The coming solar electricity transformation
Solar cells are unusual in that they were cost-competitive from the get-go. From the Apollo space program to highway signs to lighting for buoys, solar could replace highly expensive power from batteries or other sources and eliminate the need for the construction of electric distribution lines.
When the Institute for Local Self-Reliance was founded in 1974, the first factory producing solar cells for terrestrial applications had just opened in Gaithersburg, Md. The cost of solar power was over $3.00 per kilowatt-hour (kWh), com- pared to $0.03 per kWh for grid electricity. The output from that factory the first year was sufficient to power only a few dozen homes.
By the late 1980s, the price of solar was low enough that solar cells were finding their way to second homes and remote cabins off the grid. In 1990, the total installed capacity of solar was 200 megawatts (worldwide, with about 25 percent in the U.S.), sufficient to power 4,000 homes.* During the ensuing decade, federal and later state incentives for solar ushered in the era of grid-connected solar. By 1999, grid connected solar projects exceeded non-grid applications.
By 2000, sufficient solar cells were installed to power 135,000 homes (with just over 20 percent in the U.S [PDF]). The cost of solar was $0.50 per kWh, equivalent to an installed cost of approximately $10 per Watt. Since 2000, solar electricity production has grown exponentially. The annual installed solar capacity first exceeded 1 gigawatt (GW = 1,000 MW) in 2002 (globally).
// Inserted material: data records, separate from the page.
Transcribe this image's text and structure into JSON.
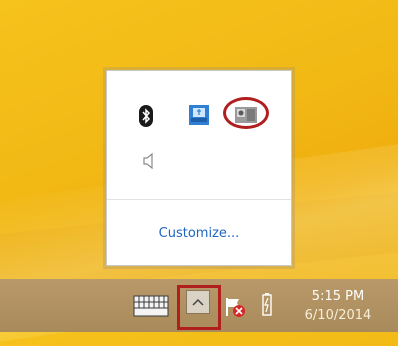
{
  "overflow_panel": {
    "icons": [
      {
        "name": "bluetooth-icon",
        "color": "#1a1a1a"
      },
      {
        "name": "network-icon",
        "color": "#2f7fd2"
      },
      {
        "name": "connection-icon",
        "color": "#7a7a7a"
      },
      {
        "name": "volume-icon",
        "color": "#8a8a8a"
      }
    ],
    "customize_label": "Customize..."
  },
  "taskbar": {
    "time": "5:15 PM",
    "date": "6/10/2014"
  },
  "colors": {
    "highlight": "#b01e1e",
    "link": "#1d66c1",
    "taskbar": "#b09464"
  }
}
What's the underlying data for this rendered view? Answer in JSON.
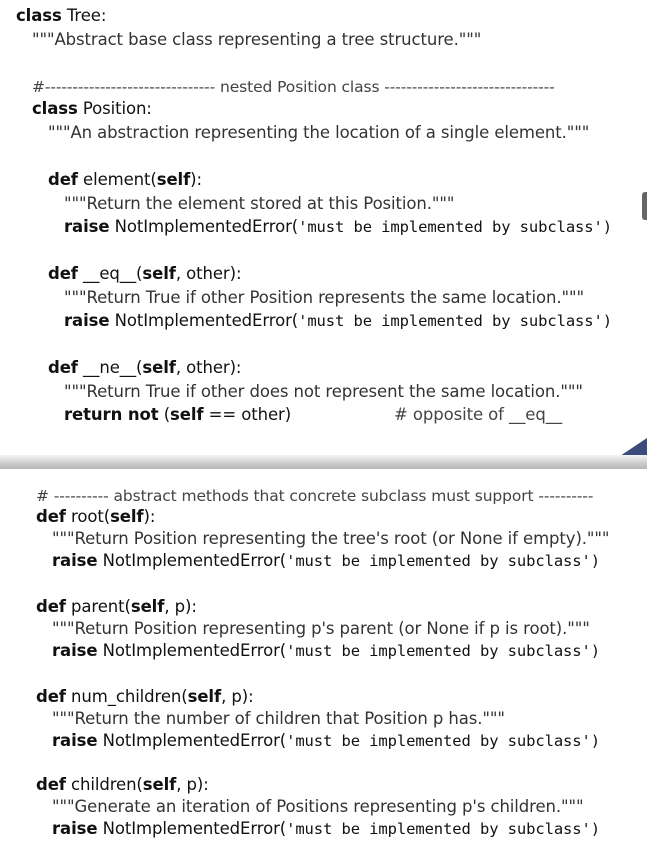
{
  "top": {
    "class_kw": "class",
    "class_name": " Tree:",
    "class_doc": "\"\"\"Abstract base class representing a tree structure.\"\"\"",
    "nested_comment": "#------------------------------- nested Position class -------------------------------",
    "pos_kw": "class",
    "pos_name": " Position:",
    "pos_doc": "\"\"\"An abstraction representing the location of a single element.\"\"\"",
    "m1_def": "def",
    "m1_name": " element(",
    "m1_self": "self",
    "m1_tail": "):",
    "m1_doc": "\"\"\"Return the element stored at this Position.\"\"\"",
    "m1_raise": "raise",
    "m1_err": " NotImplementedError(",
    "m1_str": "'must be implemented by subclass')",
    "m2_def": "def",
    "m2_name": " __eq__(",
    "m2_self": "self",
    "m2_tail": ", other):",
    "m2_doc": "\"\"\"Return True if other Position represents the same location.\"\"\"",
    "m2_raise": "raise",
    "m2_err": " NotImplementedError(",
    "m2_str": "'must be implemented by subclass')",
    "m3_def": "def",
    "m3_name": " __ne__(",
    "m3_self": "self",
    "m3_tail": ", other):",
    "m3_doc": "\"\"\"Return True if other does not represent the same location.\"\"\"",
    "m3_return": "return not",
    "m3_open": " (",
    "m3_self2": "self",
    "m3_cmp": " == other)",
    "m3_comment": "# opposite of __eq__"
  },
  "bottom": {
    "abstract_comment": "# ---------- abstract methods that concrete subclass must support ----------",
    "m4_def": "def",
    "m4_name": " root(",
    "m4_self": "self",
    "m4_tail": "):",
    "m4_doc": "\"\"\"Return Position representing the tree's root (or None if empty).\"\"\"",
    "m4_raise": "raise",
    "m4_err": " NotImplementedError(",
    "m4_str": "'must be implemented by subclass')",
    "m5_def": "def",
    "m5_name": " parent(",
    "m5_self": "self",
    "m5_tail": ", p):",
    "m5_doc": "\"\"\"Return Position representing p's parent (or None if p is root).\"\"\"",
    "m5_raise": "raise",
    "m5_err": " NotImplementedError(",
    "m5_str": "'must be implemented by subclass')",
    "m6_def": "def",
    "m6_name": " num_children(",
    "m6_self": "self",
    "m6_tail": ", p):",
    "m6_doc": "\"\"\"Return the number of children that Position p has.\"\"\"",
    "m6_raise": "raise",
    "m6_err": " NotImplementedError(",
    "m6_str": "'must be implemented by subclass')",
    "m7_def": "def",
    "m7_name": " children(",
    "m7_self": "self",
    "m7_tail": ", p):",
    "m7_doc": "\"\"\"Generate an iteration of Positions representing p's children.\"\"\"",
    "m7_raise": "raise",
    "m7_err": " NotImplementedError(",
    "m7_str": "'must be implemented by subclass')"
  }
}
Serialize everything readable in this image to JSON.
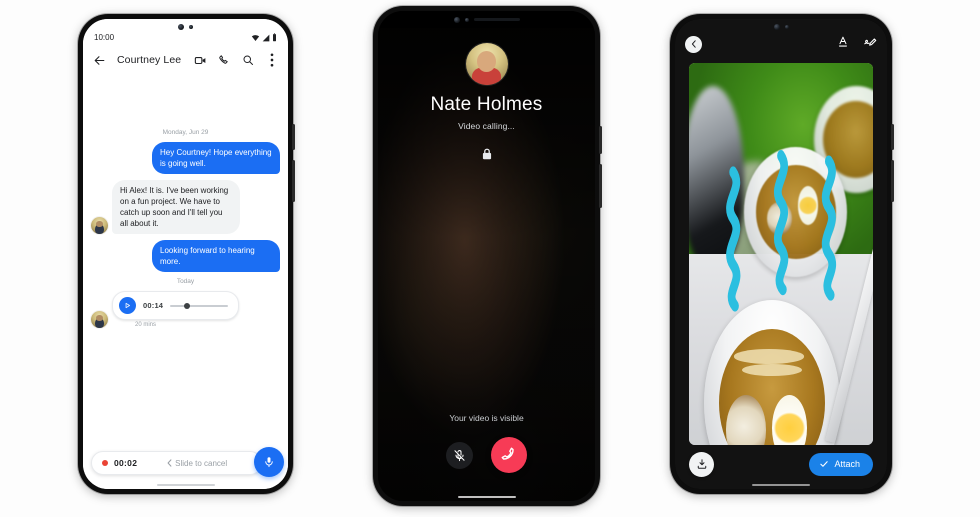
{
  "background_color": "#fdfdfd",
  "accent_blue": "#1b6ef3",
  "accent_red": "#ea4335",
  "doodle_cyan": "#2bbfe0",
  "phones": {
    "messages": {
      "device_name": "pixel-phone-messages",
      "statusbar": {
        "time": "10:00",
        "icons": [
          "wifi-icon",
          "signal-icon",
          "battery-icon"
        ]
      },
      "appbar": {
        "back_icon": "back-arrow-icon",
        "title": "Courtney Lee",
        "actions": [
          "video-call-icon",
          "phone-call-icon",
          "search-icon",
          "overflow-menu-icon"
        ]
      },
      "day_separator": "Monday, Jun 29",
      "messages": [
        {
          "side": "out",
          "text": "Hey Courtney! Hope everything is going well."
        },
        {
          "side": "in",
          "text": "Hi Alex! It is. I've been working on a fun project. We have to catch up soon and I'll tell you all about it."
        },
        {
          "side": "out",
          "text": "Looking forward to hearing more."
        }
      ],
      "second_separator": "Today",
      "voice_message": {
        "play_icon": "play-icon",
        "duration": "00:14",
        "progress_percent": 24,
        "timestamp": "20 mins"
      },
      "recording_bar": {
        "record_indicator": "record-dot-icon",
        "elapsed": "00:02",
        "chevron_icon": "chevron-left-icon",
        "hint": "Slide to cancel",
        "mic_icon": "microphone-icon"
      }
    },
    "video_call": {
      "device_name": "pixel-phone-video-call",
      "caller_name": "Nate Holmes",
      "call_status": "Video calling...",
      "encryption_icon": "lock-icon",
      "self_video_status": "Your video is visible",
      "controls": [
        {
          "name": "mute-button",
          "icon": "mic-off-icon"
        },
        {
          "name": "end-call-button",
          "icon": "end-call-icon"
        }
      ]
    },
    "photo_editor": {
      "device_name": "pixel-phone-photo-editor",
      "top_actions": [
        {
          "name": "back-button",
          "icon": "chevron-left-icon"
        },
        {
          "name": "text-tool-button",
          "icon": "text-format-icon"
        },
        {
          "name": "draw-tool-button",
          "icon": "scribble-pen-icon"
        }
      ],
      "photo_description": "ramen-bowl-photo",
      "doodle": {
        "icon": "steam-squiggle-doodle",
        "count": 3
      },
      "bottom_actions": {
        "save_icon": "download-icon",
        "attach_icon": "check-icon",
        "attach_label": "Attach"
      }
    }
  }
}
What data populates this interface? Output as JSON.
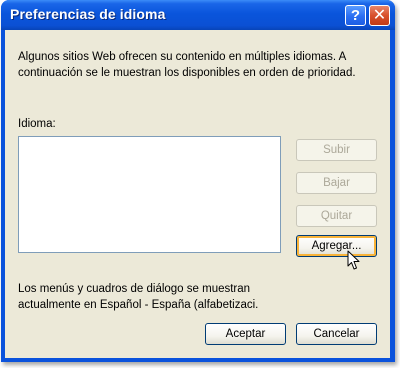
{
  "window": {
    "title": "Preferencias de idioma",
    "help_button": "?",
    "close_button": "✕"
  },
  "description": {
    "line1": "Algunos sitios Web ofrecen su contenido en múltiples idiomas. A",
    "line2": "continuación se le muestran los disponibles en orden de prioridad."
  },
  "language_list": {
    "label": "Idioma:",
    "items": []
  },
  "side_buttons": {
    "subir": "Subir",
    "bajar": "Bajar",
    "quitar": "Quitar",
    "agregar": "Agregar..."
  },
  "status": {
    "line1": "Los menús y cuadros de diálogo se muestran",
    "line2": "actualmente en Español - España (alfabetizaci."
  },
  "footer_buttons": {
    "accept": "Aceptar",
    "cancel": "Cancelar"
  },
  "colors": {
    "titlebar": "#0a55dc",
    "dialog_bg": "#ece9d8",
    "close_button": "#d8502c",
    "focus_highlight": "#f8b339"
  }
}
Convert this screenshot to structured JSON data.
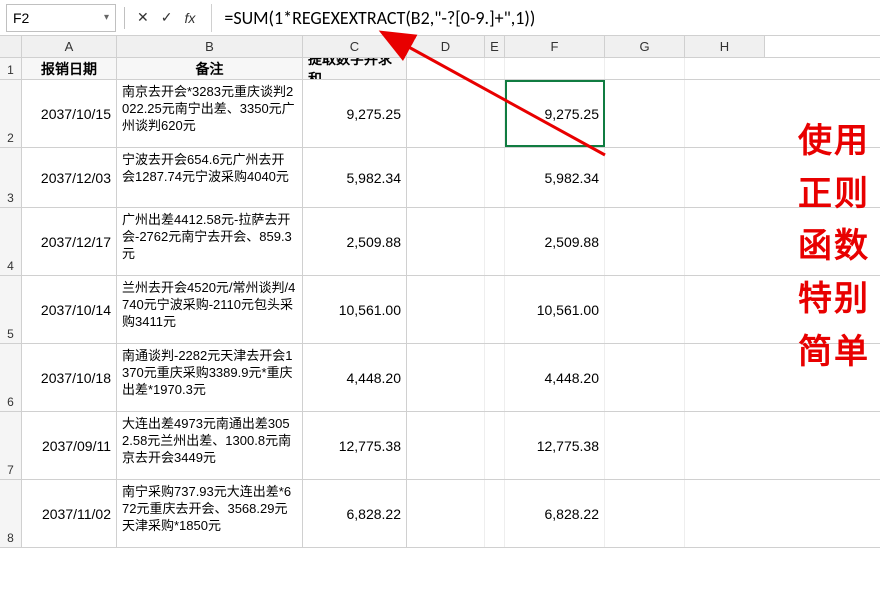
{
  "namebox": {
    "value": "F2"
  },
  "formula_bar": {
    "fx_label": "fx",
    "formula": "=SUM(1*REGEXEXTRACT(B2,\"-?[0-9.]+\",1))"
  },
  "columns": [
    "A",
    "B",
    "C",
    "D",
    "E",
    "F",
    "G",
    "H"
  ],
  "header_row": {
    "num": "1",
    "A": "报销日期",
    "B": "备注",
    "C": "提取数字并求和"
  },
  "rows": [
    {
      "num": "2",
      "date": "2037/10/15",
      "note": "南京去开会*3283元重庆谈判2022.25元南宁出差、3350元广州谈判620元",
      "c": "9,275.25",
      "f": "9,275.25"
    },
    {
      "num": "3",
      "date": "2037/12/03",
      "note": "宁波去开会654.6元广州去开会1287.74元宁波采购4040元",
      "c": "5,982.34",
      "f": "5,982.34"
    },
    {
      "num": "4",
      "date": "2037/12/17",
      "note": "广州出差4412.58元-拉萨去开会-2762元南宁去开会、859.3元",
      "c": "2,509.88",
      "f": "2,509.88"
    },
    {
      "num": "5",
      "date": "2037/10/14",
      "note": "兰州去开会4520元/常州谈判/4740元宁波采购-2110元包头采购3411元",
      "c": "10,561.00",
      "f": "10,561.00"
    },
    {
      "num": "6",
      "date": "2037/10/18",
      "note": "南通谈判-2282元天津去开会1370元重庆采购3389.9元*重庆出差*1970.3元",
      "c": "4,448.20",
      "f": "4,448.20"
    },
    {
      "num": "7",
      "date": "2037/09/11",
      "note": "大连出差4973元南通出差3052.58元兰州出差、1300.8元南京去开会3449元",
      "c": "12,775.38",
      "f": "12,775.38"
    },
    {
      "num": "8",
      "date": "2037/11/02",
      "note": "南宁采购737.93元大连出差*672元重庆去开会、3568.29元天津采购*1850元",
      "c": "6,828.22",
      "f": "6,828.22"
    }
  ],
  "annotation": {
    "line1": "使用",
    "line2": "正则",
    "line3": "函数",
    "line4": "特别",
    "line5": "简单"
  },
  "symbols": {
    "check": "✓",
    "cross": "✕",
    "dropdown": "▾"
  }
}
By the end of 2010, installed solar capacity in the U.S. alone exceeded 2.5 GW (sufficient to power 400,000 homes) and global capacity was over 40 GW, sufficient to power 8 million homes. Annual solar module production exceeded 30 GW worldwide.
As production has increased the cost of solar has fallen. Since 2006, the cost of solar has dropped by 58 percent – 10 percent per year. Grid connected solar is on the verge of becoming competitive — without incentives — with conventional electricity.
In 1974, solar electricity cost more than 100 times the residential retail electricity rate, today the differential is two times or less in many communities.
A grid with solar parity
The policy and on-the-ground implications of “solar grid parity” are enormous (solar grid parity is when the cost of solar electricity — without subsidies — is equal to or lower than the residential retail electricity rate). Even though solar still generates less than one-tenth of 1 percent of the nation’s electricity, public officials, towns, businesses, and households will soon have a newly cost-competitive and widespread energy source to develop their own power supply. Locally produced electricity will offer an unprecedented opportunity to connect electricity production with local jobs and economic development.
The opportunity of solar grid parity will also threaten the fundamental nature of a 20th century electricity system. Utilities will have to rethink their role in the electricity network when electricity can be generated by anyone and owned by anyone. No longer will the paradigm of centralized power generation, ownership and distribution make sense when electricity can be economically produced at or near most homes and businesses. Even the concept of backing up solar power is poised to change, as electric vehicles have begun to enter garages and driveways and parking lots, adding a potentially vast number of tiny backup plants and storage systems that will have to be integrated into the grid system.
The nearness of solar grid parity brings urgency to the discussion of electricity policy, from incentives to grid design. Well before any new fossil fuel power plants have passed their infancy, electricity from solar will be cheaper. It means that policies that continue to subsidize a centralized grid and its attendant infrastructure may cost ratepayers for decades. It means that citizens and their elected leaders will have to carefully consider the policies that guide investment in the electricity system.
This report discusses a nation on the verge of widespread expansion of decentralized electricity generation and on the cusp of a new electricity system that enables more of us to produce the electricity that we consume. We identify the first American cities where solar will be competitive without incentives and estimate the amount of competitive solar that can be generated over the next decade. We discuss the implications of this massive introduction of solar and the urgency of crafting public policy that will support the transition to solar power while maintaining a balanced and reliable grid. We examine the opportunity of redirecting solar incentives — like the 30 percent tax credit — toward new methods of accelerating solar development that can continue to drive down the cost of solar electricity in ways that can fundamentally change our electricity system for the better.